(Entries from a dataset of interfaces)
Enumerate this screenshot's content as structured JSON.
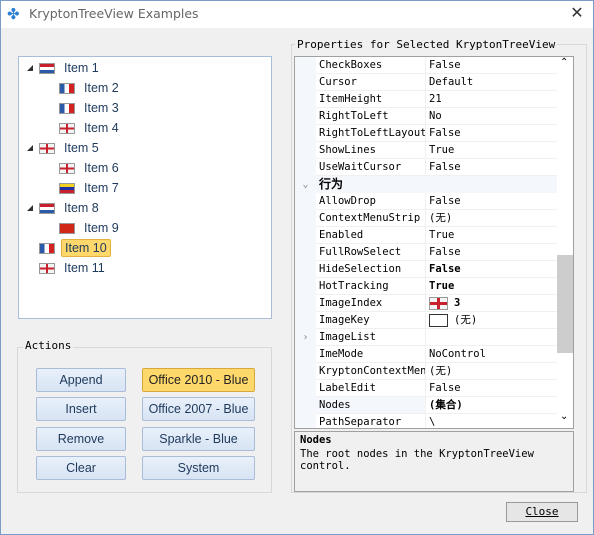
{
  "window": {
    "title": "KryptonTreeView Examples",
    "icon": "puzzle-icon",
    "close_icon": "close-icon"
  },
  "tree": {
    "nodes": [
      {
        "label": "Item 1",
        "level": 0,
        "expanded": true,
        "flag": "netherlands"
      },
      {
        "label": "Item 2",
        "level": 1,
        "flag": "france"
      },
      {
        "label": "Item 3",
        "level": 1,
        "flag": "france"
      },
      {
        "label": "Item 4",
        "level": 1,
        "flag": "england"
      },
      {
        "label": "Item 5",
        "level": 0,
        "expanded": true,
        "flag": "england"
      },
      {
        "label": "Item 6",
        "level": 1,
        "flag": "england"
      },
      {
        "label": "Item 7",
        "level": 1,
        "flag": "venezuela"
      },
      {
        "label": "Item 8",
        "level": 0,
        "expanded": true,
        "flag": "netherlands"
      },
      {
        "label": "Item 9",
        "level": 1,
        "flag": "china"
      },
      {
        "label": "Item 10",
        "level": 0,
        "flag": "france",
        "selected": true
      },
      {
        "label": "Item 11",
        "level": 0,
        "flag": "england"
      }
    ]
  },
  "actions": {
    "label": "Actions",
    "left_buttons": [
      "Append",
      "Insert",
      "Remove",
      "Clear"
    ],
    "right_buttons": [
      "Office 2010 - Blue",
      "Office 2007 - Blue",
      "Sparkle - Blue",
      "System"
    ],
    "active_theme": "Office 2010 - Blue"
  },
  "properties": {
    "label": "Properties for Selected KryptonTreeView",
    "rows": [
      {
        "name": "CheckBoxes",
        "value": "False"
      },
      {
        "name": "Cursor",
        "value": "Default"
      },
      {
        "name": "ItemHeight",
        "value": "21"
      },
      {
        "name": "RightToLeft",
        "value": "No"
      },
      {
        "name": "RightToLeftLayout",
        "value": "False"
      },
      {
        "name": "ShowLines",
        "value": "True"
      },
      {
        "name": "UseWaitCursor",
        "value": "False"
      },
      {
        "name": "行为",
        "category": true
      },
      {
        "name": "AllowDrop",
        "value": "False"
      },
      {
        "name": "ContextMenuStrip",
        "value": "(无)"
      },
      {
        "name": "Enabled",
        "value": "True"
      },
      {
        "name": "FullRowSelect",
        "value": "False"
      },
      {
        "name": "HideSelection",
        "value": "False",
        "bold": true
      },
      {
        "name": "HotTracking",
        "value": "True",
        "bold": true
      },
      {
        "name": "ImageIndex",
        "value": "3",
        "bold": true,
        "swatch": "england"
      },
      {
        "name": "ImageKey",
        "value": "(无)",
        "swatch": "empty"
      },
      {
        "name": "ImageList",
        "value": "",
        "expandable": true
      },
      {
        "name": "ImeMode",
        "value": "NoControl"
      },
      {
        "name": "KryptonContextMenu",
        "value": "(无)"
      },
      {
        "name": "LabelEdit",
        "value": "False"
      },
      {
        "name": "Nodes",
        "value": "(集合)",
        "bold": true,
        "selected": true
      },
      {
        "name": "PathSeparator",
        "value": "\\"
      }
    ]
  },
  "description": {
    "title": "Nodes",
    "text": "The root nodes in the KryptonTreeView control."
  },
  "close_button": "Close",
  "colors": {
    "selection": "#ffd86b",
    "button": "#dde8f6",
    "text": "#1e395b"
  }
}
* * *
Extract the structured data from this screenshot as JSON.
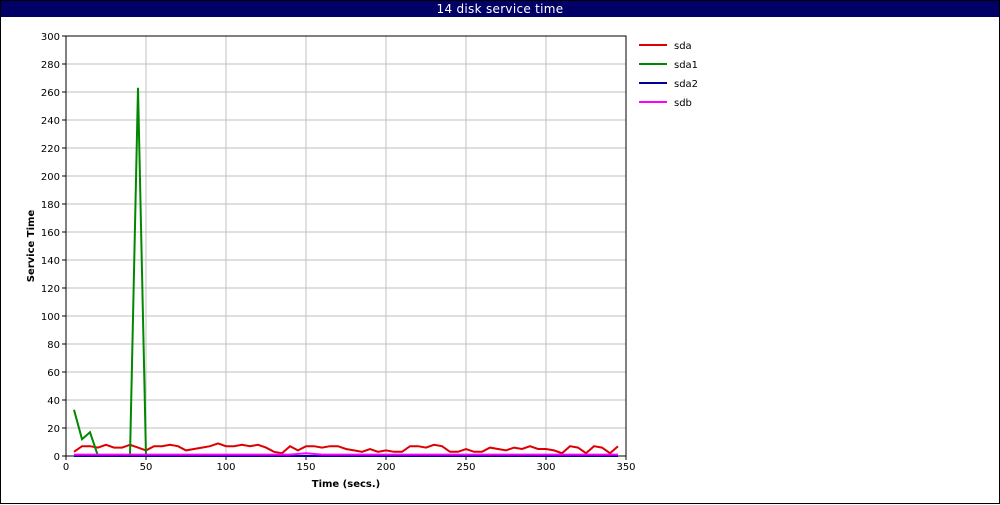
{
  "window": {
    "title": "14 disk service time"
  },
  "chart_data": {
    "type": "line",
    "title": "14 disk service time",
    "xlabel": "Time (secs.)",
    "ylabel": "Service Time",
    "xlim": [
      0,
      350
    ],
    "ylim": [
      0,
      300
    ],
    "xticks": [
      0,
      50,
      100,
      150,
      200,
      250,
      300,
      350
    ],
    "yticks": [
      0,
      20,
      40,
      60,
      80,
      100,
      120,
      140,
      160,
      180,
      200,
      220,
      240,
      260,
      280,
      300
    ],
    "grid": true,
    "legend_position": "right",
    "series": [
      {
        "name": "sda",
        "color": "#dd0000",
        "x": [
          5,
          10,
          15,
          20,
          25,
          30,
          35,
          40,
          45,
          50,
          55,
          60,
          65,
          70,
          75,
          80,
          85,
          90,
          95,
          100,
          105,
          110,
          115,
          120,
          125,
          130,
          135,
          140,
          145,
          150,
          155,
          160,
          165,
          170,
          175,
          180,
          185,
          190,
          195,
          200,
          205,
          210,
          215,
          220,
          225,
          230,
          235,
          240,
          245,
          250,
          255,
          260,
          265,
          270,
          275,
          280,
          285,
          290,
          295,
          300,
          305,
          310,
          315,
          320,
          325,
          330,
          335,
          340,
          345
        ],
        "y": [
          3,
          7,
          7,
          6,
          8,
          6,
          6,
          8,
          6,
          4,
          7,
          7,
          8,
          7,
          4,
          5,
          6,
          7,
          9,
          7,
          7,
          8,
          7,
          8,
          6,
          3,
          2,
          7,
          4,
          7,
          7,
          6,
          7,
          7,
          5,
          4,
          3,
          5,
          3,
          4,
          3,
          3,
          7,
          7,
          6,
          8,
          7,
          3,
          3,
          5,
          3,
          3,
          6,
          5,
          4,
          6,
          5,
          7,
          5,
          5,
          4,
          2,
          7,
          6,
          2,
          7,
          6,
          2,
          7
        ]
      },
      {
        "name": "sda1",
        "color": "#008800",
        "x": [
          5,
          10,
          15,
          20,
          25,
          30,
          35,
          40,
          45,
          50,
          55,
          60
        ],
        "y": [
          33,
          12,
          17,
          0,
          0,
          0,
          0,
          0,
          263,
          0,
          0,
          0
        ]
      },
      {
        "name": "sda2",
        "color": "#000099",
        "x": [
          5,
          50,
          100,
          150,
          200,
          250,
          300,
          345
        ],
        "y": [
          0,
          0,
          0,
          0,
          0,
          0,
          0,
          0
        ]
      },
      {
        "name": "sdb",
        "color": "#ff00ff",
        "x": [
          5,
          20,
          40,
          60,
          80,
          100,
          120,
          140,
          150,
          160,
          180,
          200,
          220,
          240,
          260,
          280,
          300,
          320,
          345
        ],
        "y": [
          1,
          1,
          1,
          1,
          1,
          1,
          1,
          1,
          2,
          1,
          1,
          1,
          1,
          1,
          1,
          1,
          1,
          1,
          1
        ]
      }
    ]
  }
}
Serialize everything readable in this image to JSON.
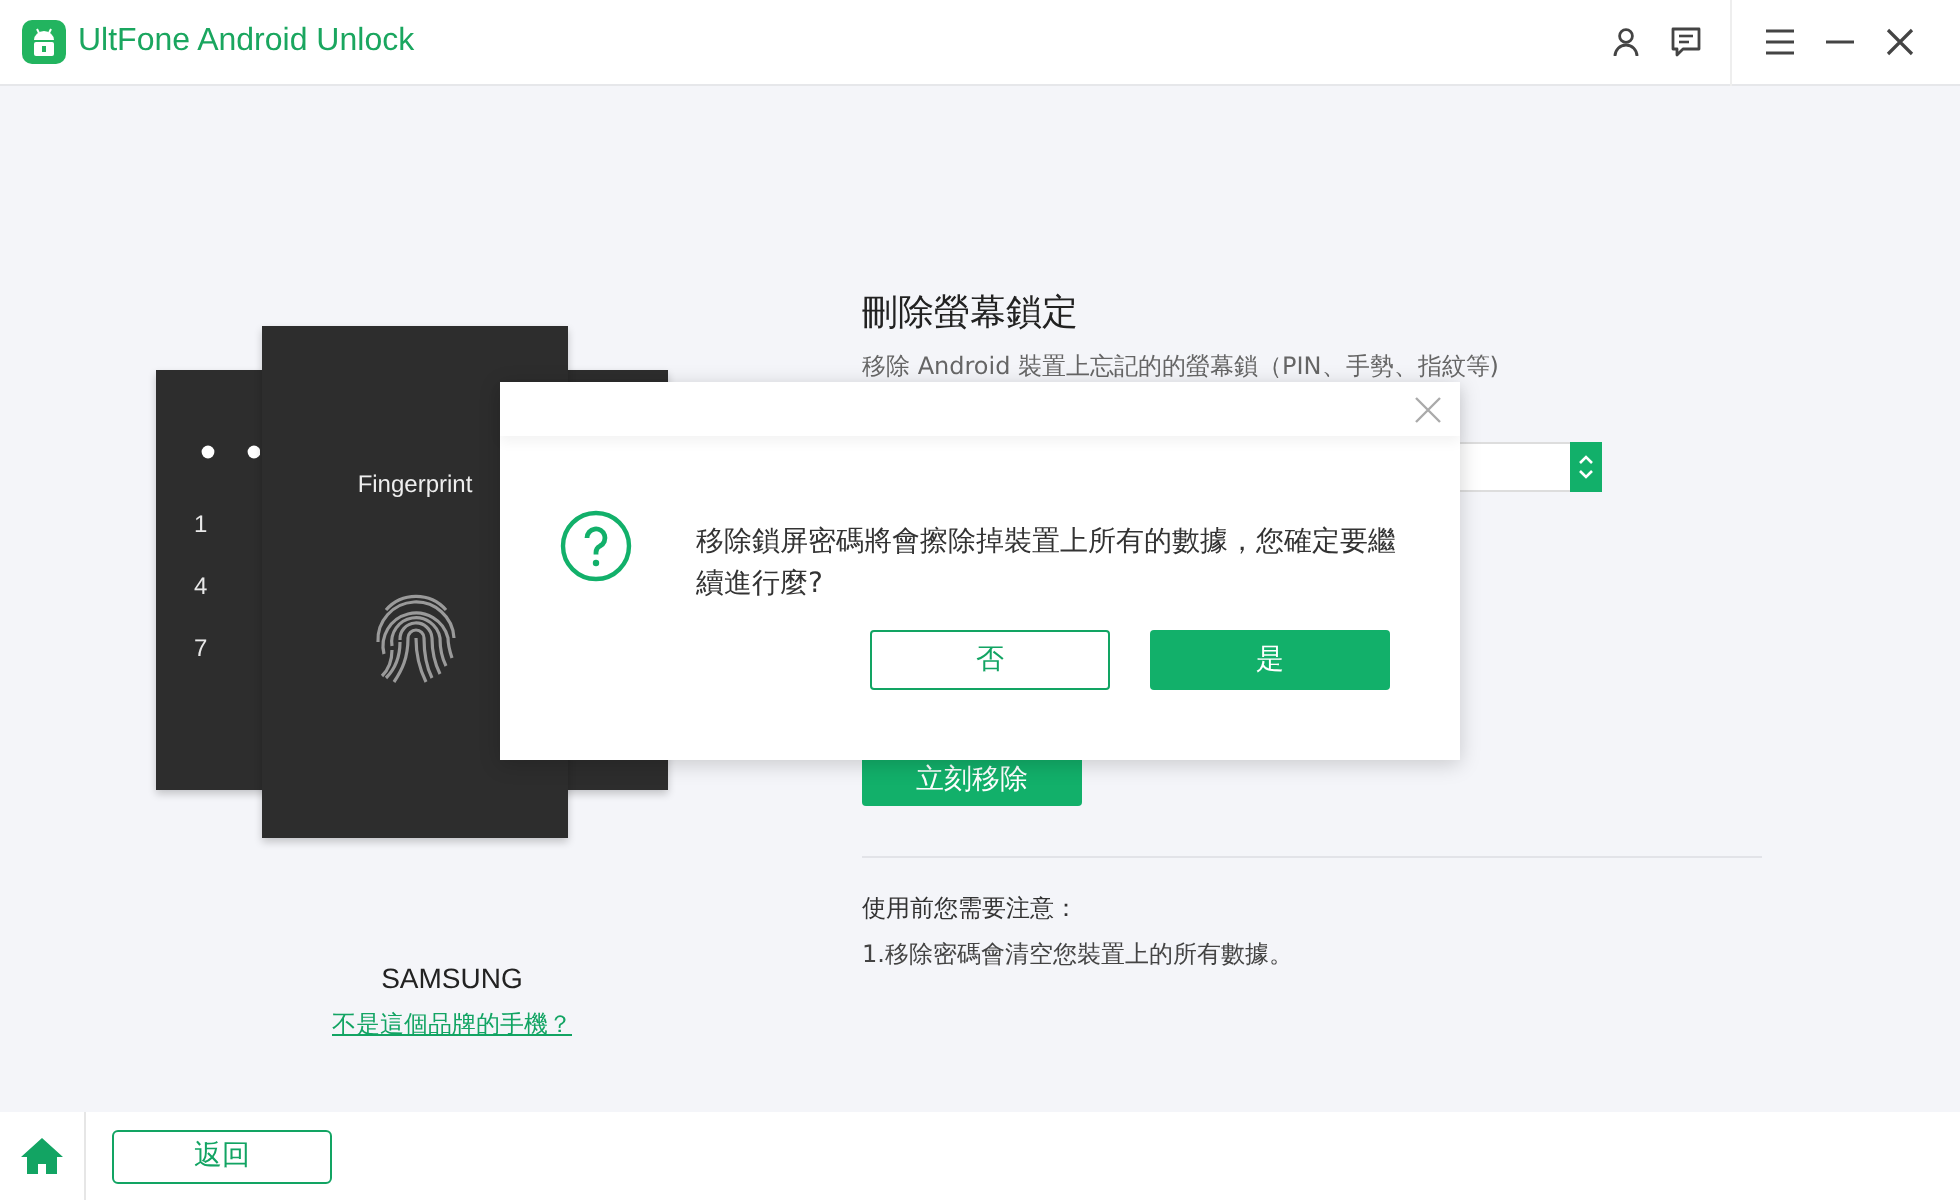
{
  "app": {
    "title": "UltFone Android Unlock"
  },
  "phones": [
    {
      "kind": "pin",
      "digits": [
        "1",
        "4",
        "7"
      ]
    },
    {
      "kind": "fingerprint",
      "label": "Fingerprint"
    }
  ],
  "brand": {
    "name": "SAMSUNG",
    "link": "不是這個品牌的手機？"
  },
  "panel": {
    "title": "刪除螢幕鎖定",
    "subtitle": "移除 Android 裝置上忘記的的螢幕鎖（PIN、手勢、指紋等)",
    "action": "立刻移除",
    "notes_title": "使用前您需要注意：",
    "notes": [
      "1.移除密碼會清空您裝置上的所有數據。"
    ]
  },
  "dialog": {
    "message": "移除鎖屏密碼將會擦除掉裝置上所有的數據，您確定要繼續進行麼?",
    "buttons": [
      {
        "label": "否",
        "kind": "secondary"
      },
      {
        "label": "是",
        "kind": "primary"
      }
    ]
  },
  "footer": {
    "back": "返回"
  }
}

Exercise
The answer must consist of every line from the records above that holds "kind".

Output for this exercise
      "kind": "pin",
      "kind": "fingerprint",
        "kind": "secondary"
        "kind": "primary"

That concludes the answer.